In conclusion, he said, “Mr. Jenkins saved my life! This one individual invested in me and was the catalytic ingredient to my success in life. I have gone on to become a productive member of society, (married my childhood sweetheart 50 years ago) and most of all started to give back the precious gift that was given to me so many years ago, that of becoming a Mentor and Teacher. As I fade into the twilight of my career in Metrology some 64 years later, I owe the magic ingredient to Mr. Jenkins.You see I had the fuel within me all along, he found the spark to ignite it. Finally, I will charge you all today with this one request. Whether you become business owners, NASCAR builders or a Metrology nerd like me; Teach Someone, Mentor Someone-Anyone. Do what Hernán and Workshops for Warriors has done for you and what Mr. Jenkins did for me – change the world!”

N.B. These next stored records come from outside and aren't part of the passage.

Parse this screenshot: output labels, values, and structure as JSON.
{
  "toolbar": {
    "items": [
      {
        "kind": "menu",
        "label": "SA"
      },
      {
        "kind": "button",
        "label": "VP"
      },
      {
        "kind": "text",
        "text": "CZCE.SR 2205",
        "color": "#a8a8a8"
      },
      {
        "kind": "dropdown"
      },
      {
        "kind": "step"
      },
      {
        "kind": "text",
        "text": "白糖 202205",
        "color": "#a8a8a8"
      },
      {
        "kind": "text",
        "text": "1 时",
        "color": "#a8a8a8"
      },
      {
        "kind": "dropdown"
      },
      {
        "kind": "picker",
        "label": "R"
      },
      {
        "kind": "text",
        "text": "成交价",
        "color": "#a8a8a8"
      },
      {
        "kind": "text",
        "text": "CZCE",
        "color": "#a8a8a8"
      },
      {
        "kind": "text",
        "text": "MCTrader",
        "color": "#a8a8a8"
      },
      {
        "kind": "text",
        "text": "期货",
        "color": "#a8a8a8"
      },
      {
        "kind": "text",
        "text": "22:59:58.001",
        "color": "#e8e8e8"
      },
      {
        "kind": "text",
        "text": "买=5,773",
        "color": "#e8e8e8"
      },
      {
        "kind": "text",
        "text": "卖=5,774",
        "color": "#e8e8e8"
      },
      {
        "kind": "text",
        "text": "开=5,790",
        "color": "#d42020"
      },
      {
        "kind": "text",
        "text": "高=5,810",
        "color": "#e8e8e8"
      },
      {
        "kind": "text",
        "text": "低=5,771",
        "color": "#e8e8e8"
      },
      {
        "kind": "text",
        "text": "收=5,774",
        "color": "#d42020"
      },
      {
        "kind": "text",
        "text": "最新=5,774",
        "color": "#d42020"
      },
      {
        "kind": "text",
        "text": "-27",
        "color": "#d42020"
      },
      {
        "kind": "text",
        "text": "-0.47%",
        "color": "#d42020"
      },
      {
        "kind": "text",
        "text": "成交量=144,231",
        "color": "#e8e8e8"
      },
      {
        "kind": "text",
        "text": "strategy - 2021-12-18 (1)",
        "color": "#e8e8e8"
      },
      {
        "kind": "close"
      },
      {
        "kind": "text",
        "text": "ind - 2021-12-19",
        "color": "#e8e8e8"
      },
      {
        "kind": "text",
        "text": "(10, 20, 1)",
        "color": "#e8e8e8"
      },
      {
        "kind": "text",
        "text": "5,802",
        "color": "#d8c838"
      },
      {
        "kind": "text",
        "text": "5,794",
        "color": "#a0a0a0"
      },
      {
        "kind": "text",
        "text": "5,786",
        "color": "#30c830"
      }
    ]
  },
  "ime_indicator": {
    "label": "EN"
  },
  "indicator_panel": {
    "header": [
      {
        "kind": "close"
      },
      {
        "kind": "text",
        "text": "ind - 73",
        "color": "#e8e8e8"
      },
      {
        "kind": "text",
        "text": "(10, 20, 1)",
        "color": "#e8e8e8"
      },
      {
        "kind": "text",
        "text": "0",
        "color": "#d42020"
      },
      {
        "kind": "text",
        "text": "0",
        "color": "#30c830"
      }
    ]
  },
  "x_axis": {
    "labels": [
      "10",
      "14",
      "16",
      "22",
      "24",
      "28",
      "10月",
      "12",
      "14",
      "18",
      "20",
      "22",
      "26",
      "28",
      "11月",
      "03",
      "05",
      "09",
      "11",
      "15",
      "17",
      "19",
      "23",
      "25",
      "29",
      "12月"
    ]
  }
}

Help change the world today! Consider donating to the Workshops for Warriors Capital Campaign.
About the Author
Michele Nash-Hoff is president of ElectroFab Sales. She is the author of Can American Manufacturing Be Saved? She has been in and out of San Diego’s high-tech manufacturing industry since starting as an engineering secretary at age 18. Michele’s career includes being part of the founding team of an electronic component manufacturer and working in the Marketing Department of Cubic Corporation’s Military Systems Division. She took a hiatus from the high-tech industry to attend college and graduated from San Diego State University with a bachelor’s degree in French and Spanish. Read Michele’s bio here.